Output exactly the lines from the one holding "Transcribe this image's" through the final line of the entries.

(Collected data entries)

....................

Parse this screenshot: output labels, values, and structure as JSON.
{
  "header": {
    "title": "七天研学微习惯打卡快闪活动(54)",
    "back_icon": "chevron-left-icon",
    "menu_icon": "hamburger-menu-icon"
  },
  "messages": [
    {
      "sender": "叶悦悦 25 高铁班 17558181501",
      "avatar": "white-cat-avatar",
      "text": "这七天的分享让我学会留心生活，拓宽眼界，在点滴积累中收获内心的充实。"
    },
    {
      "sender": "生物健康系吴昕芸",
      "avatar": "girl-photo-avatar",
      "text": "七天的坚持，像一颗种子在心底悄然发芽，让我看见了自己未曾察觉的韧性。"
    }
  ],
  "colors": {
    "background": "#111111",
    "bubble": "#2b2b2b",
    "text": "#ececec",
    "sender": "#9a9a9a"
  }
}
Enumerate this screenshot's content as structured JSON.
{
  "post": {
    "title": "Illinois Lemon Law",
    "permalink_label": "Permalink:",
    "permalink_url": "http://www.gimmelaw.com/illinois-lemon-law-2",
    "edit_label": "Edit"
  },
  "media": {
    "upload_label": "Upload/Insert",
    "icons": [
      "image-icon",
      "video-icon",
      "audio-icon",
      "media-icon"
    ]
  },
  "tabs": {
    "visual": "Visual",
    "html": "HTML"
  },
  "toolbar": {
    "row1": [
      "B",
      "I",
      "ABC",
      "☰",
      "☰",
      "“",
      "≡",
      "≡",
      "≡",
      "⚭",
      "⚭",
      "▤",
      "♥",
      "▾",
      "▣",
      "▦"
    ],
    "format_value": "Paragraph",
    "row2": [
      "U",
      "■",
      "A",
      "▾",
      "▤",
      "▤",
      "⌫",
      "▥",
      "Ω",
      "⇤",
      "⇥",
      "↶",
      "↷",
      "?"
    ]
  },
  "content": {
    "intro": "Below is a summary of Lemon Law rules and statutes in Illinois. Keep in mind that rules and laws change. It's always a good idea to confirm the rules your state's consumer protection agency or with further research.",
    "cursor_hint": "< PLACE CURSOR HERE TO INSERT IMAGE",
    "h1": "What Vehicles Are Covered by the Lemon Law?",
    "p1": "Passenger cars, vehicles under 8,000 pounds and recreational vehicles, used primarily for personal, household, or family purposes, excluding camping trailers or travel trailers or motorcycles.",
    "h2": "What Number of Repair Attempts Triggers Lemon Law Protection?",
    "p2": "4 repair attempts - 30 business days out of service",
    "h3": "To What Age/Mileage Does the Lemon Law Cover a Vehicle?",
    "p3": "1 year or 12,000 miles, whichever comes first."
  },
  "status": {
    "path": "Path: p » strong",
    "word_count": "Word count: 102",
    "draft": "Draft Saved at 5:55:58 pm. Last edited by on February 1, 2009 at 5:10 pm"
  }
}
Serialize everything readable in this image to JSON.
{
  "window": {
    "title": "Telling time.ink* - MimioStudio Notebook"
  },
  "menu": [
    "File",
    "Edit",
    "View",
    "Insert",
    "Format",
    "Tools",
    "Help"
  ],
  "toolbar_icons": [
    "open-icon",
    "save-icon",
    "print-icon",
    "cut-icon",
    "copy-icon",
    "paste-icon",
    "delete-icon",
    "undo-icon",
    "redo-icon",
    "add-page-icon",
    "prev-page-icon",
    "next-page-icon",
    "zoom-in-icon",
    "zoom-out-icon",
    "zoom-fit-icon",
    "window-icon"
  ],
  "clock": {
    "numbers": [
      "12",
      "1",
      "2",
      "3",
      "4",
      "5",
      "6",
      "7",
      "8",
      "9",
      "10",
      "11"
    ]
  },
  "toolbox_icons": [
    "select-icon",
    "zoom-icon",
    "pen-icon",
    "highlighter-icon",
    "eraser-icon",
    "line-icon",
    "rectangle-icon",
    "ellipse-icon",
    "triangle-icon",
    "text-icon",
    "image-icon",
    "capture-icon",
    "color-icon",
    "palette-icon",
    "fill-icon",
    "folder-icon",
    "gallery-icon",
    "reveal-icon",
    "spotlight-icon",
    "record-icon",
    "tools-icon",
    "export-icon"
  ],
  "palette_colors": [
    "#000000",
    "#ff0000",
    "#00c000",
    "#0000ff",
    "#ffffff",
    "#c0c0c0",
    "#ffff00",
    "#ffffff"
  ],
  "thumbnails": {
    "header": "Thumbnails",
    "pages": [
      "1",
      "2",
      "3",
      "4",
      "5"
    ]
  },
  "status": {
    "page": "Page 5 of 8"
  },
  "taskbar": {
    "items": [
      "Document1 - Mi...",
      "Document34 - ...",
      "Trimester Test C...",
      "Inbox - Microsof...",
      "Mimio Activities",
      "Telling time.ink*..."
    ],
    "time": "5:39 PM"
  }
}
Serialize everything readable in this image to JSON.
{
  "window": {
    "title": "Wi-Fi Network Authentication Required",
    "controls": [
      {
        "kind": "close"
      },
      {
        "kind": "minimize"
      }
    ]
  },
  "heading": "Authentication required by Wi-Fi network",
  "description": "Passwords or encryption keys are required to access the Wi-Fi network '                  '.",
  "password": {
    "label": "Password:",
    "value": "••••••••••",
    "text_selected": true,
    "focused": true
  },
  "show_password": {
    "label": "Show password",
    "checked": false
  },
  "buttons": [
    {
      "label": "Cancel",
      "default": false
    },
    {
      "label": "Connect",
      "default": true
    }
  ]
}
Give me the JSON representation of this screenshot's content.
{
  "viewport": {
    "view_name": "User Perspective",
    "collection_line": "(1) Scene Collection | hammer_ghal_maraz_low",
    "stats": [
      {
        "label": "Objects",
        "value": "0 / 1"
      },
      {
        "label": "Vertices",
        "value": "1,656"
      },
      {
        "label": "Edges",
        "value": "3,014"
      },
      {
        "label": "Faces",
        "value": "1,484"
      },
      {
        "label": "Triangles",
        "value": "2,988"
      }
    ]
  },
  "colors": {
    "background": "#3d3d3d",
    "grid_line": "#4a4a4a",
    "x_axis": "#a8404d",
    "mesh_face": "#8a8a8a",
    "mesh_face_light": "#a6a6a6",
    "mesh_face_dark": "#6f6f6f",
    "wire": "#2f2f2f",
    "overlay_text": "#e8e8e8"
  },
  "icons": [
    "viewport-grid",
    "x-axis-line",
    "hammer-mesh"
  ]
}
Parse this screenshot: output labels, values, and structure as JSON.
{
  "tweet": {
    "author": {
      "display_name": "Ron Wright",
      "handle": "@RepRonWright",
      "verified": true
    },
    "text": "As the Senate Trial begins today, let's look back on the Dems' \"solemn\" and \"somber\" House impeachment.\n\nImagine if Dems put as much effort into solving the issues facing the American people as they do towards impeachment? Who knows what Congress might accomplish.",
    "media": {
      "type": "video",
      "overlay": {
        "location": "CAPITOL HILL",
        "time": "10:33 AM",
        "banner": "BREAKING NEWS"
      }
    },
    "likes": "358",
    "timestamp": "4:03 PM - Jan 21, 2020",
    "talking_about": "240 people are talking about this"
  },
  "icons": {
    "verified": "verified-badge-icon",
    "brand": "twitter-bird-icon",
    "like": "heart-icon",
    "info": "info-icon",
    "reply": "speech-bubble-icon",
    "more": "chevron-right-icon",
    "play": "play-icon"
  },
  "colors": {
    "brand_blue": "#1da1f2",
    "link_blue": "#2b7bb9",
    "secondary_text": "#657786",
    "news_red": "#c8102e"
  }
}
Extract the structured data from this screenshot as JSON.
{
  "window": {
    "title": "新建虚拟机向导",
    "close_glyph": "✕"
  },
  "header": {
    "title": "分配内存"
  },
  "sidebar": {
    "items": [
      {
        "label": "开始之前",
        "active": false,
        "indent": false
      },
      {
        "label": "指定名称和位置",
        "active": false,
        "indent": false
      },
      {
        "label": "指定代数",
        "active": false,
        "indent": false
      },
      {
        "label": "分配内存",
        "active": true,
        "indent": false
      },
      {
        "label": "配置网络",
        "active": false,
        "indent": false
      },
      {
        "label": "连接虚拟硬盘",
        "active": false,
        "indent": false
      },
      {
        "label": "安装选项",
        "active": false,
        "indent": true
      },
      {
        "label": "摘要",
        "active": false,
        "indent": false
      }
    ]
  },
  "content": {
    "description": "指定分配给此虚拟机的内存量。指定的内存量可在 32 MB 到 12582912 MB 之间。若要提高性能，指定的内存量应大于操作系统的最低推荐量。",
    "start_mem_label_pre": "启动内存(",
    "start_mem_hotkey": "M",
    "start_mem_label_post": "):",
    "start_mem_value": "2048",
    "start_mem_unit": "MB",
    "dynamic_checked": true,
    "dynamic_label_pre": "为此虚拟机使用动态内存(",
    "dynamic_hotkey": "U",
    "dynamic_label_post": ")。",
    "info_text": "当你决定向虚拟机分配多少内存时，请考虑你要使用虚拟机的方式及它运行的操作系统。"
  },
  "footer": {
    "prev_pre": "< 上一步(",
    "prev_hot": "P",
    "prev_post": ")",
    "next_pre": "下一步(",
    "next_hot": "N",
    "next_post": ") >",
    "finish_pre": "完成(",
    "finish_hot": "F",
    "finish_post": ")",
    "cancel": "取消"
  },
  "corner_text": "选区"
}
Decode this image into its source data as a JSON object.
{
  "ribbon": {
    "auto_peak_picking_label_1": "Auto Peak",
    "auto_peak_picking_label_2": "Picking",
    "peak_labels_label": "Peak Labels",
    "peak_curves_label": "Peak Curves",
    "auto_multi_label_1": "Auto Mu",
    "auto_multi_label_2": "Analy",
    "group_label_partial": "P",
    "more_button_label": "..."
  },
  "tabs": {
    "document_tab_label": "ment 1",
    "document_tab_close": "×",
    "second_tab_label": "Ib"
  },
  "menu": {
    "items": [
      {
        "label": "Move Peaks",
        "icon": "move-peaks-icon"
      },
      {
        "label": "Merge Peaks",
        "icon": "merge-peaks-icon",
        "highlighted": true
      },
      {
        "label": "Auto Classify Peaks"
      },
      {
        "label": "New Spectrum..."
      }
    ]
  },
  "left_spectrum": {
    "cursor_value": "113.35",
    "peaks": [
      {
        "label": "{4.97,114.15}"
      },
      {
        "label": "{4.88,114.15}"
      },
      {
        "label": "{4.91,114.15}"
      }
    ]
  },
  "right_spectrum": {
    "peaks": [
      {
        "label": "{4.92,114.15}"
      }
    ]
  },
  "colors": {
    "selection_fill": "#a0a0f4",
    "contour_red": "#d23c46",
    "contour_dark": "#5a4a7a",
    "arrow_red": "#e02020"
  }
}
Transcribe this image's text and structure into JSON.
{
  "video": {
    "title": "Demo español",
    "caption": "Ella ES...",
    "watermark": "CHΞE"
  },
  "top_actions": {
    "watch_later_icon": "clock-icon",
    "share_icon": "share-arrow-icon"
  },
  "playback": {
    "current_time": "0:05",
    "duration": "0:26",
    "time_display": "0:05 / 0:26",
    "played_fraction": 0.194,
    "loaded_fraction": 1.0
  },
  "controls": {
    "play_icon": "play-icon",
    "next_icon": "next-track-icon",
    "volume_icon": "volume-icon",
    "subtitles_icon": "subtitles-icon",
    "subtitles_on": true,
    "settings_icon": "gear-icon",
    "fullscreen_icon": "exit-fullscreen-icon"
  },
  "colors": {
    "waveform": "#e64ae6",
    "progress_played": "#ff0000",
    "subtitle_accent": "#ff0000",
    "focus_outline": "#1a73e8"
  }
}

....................

→ **SOLVED PROBLEM**
Transcribe this image's text and structure into JSON.
{
  "video": {
    "title": "Demo español",
    "caption": "Ella ES...",
    "watermark": "CHΞE"
  },
  "top_actions": {
    "watch_later_icon": "clock-icon",
    "share_icon": "share-arrow-icon"
  },
  "playback": {
    "current_time": "0:05",
    "duration": "0:26",
    "time_display": "0:05 / 0:26",
    "played_fraction": 0.194,
    "loaded_fraction": 1.0
  },
  "controls": {
    "play_icon": "play-icon",
    "next_icon": "next-track-icon",
    "volume_icon": "volume-icon",
    "subtitles_icon": "subtitles-icon",
    "subtitles_on": true,
    "settings_icon": "gear-icon",
    "fullscreen_icon": "exit-fullscreen-icon"
  },
  "colors": {
    "waveform": "#e64ae6",
    "progress_played": "#ff0000",
    "subtitle_accent": "#ff0000",
    "focus_outline": "#1a73e8"
  }
}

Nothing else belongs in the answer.